(2) Standards. Oral argument must be allowed in every case unless a panel of three judges who have examined the briefs and record unanimously agrees that oral argument is unnecessary for any of the following reasons:
(A) the appeal is frivolous;
(B) the dispositive issue or issues have been authoritatively decided; or
(C) the facts and legal arguments are adequately presented in the briefs and record, and the decisional process would not be significantly aided by oral argument.
(b) Notice of Argument; Postponement. The clerk must advise all parties whether oral argument will be scheduled, and, if so, the date, time, and place for it, and the time allowed for each side. A motion to postpone the argument or to allow longer argument must be filed reasonably in advance of the hearing date.
(c) Order and Contents of Argument.
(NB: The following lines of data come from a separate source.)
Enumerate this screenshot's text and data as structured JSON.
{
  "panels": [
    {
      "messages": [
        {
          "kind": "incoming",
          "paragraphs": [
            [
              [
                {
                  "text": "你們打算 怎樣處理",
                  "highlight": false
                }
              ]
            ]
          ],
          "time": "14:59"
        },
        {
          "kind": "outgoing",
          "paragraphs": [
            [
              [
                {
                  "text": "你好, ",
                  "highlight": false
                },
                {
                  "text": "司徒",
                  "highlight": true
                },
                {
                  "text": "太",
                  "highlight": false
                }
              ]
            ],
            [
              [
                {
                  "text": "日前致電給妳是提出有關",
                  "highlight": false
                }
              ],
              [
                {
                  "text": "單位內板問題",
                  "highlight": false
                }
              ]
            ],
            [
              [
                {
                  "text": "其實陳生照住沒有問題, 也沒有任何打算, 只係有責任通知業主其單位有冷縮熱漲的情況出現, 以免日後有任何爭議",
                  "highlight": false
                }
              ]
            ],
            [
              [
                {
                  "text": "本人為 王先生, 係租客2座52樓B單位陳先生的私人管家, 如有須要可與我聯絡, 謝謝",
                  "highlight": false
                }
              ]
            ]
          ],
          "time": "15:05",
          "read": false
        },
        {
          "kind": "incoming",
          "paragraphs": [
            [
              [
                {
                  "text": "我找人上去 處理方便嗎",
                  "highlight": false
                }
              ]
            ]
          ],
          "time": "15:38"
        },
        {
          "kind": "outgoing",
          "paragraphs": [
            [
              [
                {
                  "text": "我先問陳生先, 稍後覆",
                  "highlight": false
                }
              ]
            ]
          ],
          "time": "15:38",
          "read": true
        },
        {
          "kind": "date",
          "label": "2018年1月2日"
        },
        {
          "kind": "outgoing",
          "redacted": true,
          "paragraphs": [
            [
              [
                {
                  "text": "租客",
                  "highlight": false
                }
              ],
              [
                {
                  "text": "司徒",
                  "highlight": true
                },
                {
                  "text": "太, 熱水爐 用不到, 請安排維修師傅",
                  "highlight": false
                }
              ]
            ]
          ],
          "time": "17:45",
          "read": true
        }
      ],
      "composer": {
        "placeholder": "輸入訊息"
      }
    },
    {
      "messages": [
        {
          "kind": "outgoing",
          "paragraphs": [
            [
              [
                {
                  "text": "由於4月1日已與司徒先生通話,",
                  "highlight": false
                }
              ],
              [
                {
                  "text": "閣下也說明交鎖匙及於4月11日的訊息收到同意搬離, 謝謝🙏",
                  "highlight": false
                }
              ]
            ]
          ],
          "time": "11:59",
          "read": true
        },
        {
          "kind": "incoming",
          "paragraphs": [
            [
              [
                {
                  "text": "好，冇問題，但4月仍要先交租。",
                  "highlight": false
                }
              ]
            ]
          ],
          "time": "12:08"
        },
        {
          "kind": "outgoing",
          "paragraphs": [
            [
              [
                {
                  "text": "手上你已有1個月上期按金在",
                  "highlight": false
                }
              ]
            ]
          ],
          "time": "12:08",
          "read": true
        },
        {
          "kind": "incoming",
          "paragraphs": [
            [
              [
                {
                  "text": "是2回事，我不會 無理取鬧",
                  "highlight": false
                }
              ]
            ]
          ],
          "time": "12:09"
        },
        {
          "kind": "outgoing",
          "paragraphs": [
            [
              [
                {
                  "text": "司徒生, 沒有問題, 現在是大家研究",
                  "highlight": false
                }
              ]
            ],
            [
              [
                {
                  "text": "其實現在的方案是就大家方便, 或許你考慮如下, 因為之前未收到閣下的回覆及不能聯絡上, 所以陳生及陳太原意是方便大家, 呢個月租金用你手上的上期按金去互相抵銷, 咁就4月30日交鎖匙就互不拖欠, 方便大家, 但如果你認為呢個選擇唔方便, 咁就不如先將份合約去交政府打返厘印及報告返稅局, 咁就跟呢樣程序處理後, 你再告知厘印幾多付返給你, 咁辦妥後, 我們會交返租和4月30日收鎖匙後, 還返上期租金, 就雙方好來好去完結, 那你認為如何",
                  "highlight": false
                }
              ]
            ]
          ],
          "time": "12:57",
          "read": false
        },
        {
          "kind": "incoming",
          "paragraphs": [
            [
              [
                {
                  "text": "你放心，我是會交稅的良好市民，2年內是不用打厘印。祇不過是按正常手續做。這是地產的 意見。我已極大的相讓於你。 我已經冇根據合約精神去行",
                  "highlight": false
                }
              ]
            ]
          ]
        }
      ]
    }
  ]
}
The appellant opens and concludes the argument. Counsel must not read at length from briefs, records, or authorities.
(d) Cross-Appeals and Separate Appeals. If there is a cross-appeal, Rule 28.1(b) determines which party is the appellant and which is the appellee for purposes of oral argument. Unless the court directs otherwise, a cross-appeal or separate appeal must be argued when the initial appeal is argued. Separate parties should avoid duplicative argument.
(e) Nonappearance of a Party. If the appellee fails to appear for argument, the court must hear appellant’s argument. If the appellant fails to appear for argument, the court may hear the appellee’s argument. If neither party appears, the case will be decided on the briefs, unless the court orders otherwise.
(f) Submission on Briefs. The parties may agree to submit a case for decision on the briefs, but the court may direct that the case be argued.
(g) Use of Physical Exhibits at Argument; Removal. Counsel intending to use physical exhibits other than documents at the argument must arrange to place them in the courtroom on the day of the argument before the court convenes. After the argument, counsel must remove the exhibits from the courtroom, unless the court directs otherwise. The clerk may destroy or dispose of the exhibits if counsel does not reclaim them within a reasonable time after the clerk gives notice to remove them. (As amended Apr. 1, 1979, eff. Aug. 1, 1979; Mar. 10, 1986, eff. July 1, 1986; Apr. 30, 1991, eff. Dec. 1, 1991; Apr. 22, 1993, eff. Dec. 1, 1993; Apr. 24, 1998, eff. Dec. 1, 1998; Apr. 25, 2005, eff. Dec. 1, 2005.)